“It is within the family that we experience for the first time that the human person is not created to live enclosed within himself, but in relationships with others; and it is in the family that the light of peace is first set aflame in our hearts so that it might illumine our world,” he said.
The Holy Father recalled his address to the world of culture and education in Milan, which “allowed me to highlight the importance of legislation and the work of state institutions being ordered to the service and protection of the person in his various aspects, beginning with the right to life, the deliberate suppression of which can never be allowed, and the acknowledgement Scientists may have discovered date of Crucifixion Geologists in Israel have discovered evidence confirming that there was an earthquake around the time of the Crucifixion of Jesus.
The Gospel of of Matthew, Chapter 27 says: “And when Jesus had cried out again in a loud voice, he gave up his spirit. At that moment the curtain of the temple was torn in two from top to bottom. The earth shook, the rocks split and the tombs broke open.” Geologist Jefferson Williams from Supersonic Geophysical and Markus Schwab and Achim Brauer from the German Research Centre for Geosciences, analyzed earthquake activity in the area near Jerusalem by studying rock and sand samples from the Ein Gedi Spa beach. Their research confirmed that two major earthquakes hit the area specified, one of which took place between 26 and 36 AD. The most likely date they say is: 3 April 33 AD.

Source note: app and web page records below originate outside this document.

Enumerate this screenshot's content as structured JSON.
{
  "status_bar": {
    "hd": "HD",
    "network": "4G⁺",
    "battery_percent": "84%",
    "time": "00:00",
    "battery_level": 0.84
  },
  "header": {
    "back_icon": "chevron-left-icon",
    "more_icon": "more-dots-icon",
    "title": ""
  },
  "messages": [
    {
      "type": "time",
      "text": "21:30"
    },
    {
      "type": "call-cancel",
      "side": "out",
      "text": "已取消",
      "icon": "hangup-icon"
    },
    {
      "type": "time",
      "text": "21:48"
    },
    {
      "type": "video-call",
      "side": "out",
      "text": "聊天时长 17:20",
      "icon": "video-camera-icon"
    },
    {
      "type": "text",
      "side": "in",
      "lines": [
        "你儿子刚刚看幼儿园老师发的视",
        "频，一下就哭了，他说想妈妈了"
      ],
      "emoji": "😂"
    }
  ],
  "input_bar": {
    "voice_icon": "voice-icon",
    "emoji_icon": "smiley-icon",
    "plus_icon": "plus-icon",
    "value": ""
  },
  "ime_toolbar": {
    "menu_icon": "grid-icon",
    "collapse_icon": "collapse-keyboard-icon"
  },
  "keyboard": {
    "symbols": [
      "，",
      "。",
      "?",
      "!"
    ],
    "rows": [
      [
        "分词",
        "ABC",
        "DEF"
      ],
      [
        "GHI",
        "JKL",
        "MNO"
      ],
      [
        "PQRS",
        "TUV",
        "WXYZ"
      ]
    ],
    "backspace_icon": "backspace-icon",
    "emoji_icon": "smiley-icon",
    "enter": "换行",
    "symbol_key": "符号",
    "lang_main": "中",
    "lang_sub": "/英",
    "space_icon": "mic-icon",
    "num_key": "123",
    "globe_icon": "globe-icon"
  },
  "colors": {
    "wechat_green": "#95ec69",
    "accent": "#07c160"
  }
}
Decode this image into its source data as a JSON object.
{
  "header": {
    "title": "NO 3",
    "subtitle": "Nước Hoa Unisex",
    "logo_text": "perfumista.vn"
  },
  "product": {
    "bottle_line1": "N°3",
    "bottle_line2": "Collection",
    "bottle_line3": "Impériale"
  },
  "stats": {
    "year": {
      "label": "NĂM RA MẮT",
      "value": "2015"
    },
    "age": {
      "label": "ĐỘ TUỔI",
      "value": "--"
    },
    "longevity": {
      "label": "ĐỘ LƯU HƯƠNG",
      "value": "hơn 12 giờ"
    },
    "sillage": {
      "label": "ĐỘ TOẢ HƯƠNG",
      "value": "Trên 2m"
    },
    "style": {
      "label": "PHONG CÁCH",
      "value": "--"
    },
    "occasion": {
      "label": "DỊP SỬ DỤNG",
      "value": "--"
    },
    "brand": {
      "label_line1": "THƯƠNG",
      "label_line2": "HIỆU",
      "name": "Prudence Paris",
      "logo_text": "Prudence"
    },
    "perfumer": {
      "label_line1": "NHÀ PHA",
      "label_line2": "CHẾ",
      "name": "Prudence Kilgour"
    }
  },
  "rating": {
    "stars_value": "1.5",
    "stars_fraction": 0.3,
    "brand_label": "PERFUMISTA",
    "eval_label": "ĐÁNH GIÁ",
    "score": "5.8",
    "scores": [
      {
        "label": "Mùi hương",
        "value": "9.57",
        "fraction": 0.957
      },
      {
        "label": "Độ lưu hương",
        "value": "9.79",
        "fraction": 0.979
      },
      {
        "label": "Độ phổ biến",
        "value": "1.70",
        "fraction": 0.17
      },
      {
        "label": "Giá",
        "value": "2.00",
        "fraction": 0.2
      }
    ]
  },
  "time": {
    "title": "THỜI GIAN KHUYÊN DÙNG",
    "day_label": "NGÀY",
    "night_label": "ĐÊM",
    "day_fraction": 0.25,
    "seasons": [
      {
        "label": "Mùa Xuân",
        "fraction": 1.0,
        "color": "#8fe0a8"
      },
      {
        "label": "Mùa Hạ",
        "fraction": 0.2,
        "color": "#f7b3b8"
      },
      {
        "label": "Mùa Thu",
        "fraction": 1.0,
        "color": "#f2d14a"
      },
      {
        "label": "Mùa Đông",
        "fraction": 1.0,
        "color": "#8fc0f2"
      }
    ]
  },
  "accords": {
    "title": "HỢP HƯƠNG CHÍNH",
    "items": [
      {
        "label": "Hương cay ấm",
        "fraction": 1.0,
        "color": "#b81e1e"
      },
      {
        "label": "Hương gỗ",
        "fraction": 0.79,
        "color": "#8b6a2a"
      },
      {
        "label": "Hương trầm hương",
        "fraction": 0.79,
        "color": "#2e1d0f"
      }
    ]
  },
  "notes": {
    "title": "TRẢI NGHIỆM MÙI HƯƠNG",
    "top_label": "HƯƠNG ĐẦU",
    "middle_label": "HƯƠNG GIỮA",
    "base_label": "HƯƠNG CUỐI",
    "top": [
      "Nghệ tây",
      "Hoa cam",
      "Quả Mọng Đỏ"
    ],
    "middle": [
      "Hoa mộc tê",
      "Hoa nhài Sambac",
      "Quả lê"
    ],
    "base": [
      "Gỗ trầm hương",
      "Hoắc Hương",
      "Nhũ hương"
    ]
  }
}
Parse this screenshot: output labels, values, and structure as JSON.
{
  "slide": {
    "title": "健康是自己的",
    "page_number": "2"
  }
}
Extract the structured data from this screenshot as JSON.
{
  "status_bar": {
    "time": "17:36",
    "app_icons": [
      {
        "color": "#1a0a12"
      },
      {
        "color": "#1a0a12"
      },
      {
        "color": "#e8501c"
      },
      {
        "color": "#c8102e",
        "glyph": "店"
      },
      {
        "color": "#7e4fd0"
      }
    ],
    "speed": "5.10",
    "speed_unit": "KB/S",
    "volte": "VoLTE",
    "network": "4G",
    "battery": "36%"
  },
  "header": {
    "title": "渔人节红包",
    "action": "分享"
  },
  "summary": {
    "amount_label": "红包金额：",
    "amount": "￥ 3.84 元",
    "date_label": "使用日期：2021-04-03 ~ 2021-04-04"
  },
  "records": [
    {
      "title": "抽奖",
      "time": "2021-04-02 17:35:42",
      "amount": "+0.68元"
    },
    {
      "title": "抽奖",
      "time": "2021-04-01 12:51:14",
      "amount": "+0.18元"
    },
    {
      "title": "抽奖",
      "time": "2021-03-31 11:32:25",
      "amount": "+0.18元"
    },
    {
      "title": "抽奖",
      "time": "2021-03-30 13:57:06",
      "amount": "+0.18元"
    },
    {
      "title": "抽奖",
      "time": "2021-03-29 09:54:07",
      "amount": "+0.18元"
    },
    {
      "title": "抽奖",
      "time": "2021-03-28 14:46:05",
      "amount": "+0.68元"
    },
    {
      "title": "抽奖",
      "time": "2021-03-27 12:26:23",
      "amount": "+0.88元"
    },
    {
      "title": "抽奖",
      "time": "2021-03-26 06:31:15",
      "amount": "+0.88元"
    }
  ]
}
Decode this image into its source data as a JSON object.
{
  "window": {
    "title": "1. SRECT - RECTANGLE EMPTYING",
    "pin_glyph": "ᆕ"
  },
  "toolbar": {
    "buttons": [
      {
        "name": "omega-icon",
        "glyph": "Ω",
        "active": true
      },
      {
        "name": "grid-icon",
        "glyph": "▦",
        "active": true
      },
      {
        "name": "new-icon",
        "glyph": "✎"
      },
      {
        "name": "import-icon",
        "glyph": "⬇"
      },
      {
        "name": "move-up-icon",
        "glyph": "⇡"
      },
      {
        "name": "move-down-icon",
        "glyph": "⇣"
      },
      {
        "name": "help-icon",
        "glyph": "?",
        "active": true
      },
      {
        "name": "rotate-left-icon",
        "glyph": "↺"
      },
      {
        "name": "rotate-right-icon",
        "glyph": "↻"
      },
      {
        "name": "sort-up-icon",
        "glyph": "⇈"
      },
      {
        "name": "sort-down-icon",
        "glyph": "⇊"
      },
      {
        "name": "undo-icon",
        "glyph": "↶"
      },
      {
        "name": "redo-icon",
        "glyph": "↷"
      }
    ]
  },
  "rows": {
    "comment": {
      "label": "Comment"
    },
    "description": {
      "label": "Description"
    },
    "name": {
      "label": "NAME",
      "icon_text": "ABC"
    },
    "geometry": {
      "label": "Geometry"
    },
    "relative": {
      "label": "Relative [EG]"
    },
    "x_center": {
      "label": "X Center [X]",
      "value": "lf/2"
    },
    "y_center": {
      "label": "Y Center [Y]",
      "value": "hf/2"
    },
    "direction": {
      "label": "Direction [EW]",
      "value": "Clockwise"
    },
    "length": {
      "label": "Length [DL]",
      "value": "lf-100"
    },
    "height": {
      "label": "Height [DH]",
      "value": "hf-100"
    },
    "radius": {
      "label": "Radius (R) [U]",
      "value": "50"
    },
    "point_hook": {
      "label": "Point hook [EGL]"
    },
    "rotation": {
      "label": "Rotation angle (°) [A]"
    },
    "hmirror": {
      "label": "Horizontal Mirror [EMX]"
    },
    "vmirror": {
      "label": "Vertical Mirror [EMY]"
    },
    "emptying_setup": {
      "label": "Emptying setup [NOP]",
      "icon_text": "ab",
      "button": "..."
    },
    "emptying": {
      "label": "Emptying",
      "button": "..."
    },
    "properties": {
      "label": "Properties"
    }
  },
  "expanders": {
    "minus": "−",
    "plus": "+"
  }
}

Writing in the International Geology Review they say that the report of an earthquake in the Gospel could also be a “type of allegory,” but the experience of an earthquake would be something people around the time of the Crucifixion would know about.
Three of the four Gospels also refer to three hours of darkness after the Crucifixion.
This could be a description of a dust storm, the scientists say, and such a storm could have happened after a quake. Discovery Magazine reports that they are now analysing dust samples.
Dan Bergin of the proper identity of the family, founded on marriage between one man and one woman.” He also noted his question-andanswer session with families, which he said enabled him to “give a sign of the open dialogue that exists between families and the Church, between the world and the Church.” Benedict XVI emphasized his call for a defense of family time, “threatened by a kind of “overbearance” of work commitments.” “Sunday,” he said, “is the Lord’s day and man’s day, a day when everyone should be able to be free, free for family and free for God. In defending Sunday, we defend man’s freedom!” The Pope also recalled his appeal for Church communities that are more and more family oriented, and “capable of reflecting the beauty of the Most Holy Trinity and of evangelizing not only with words, but by radiating the strength of love lived, for love is the only force that can transform the world.” “The ‘triad’ of family, work and celebration [are] three dimensions of our lives that must find a harmonious equilibrium in order to build a society with a human face,” he stated.
The Bishop of Rome said the World Meeting of Families was “an eloquent ‘epiphany’ of the family, which manifested itself in its variety of expressions but in the uniqueness of its essential identity: a communion of love, founded on marriage and called to be a sanctuary of life, a domestic Church, a cell of society.” “From Milan,” he concluded, “a message of hope was sent out to all the world, substantiated by lived experience: it is possible and joyous, even if demanding, to live faithful love ‘forever’ which is open to life; it is possible to participate as a family in the mission of the Church and in the building up of society.” ZENIT No Future for Humanity Without Family, Says Pope Don Bosco Eastern Africa, JULY 2012 31 32 3RD QUARTER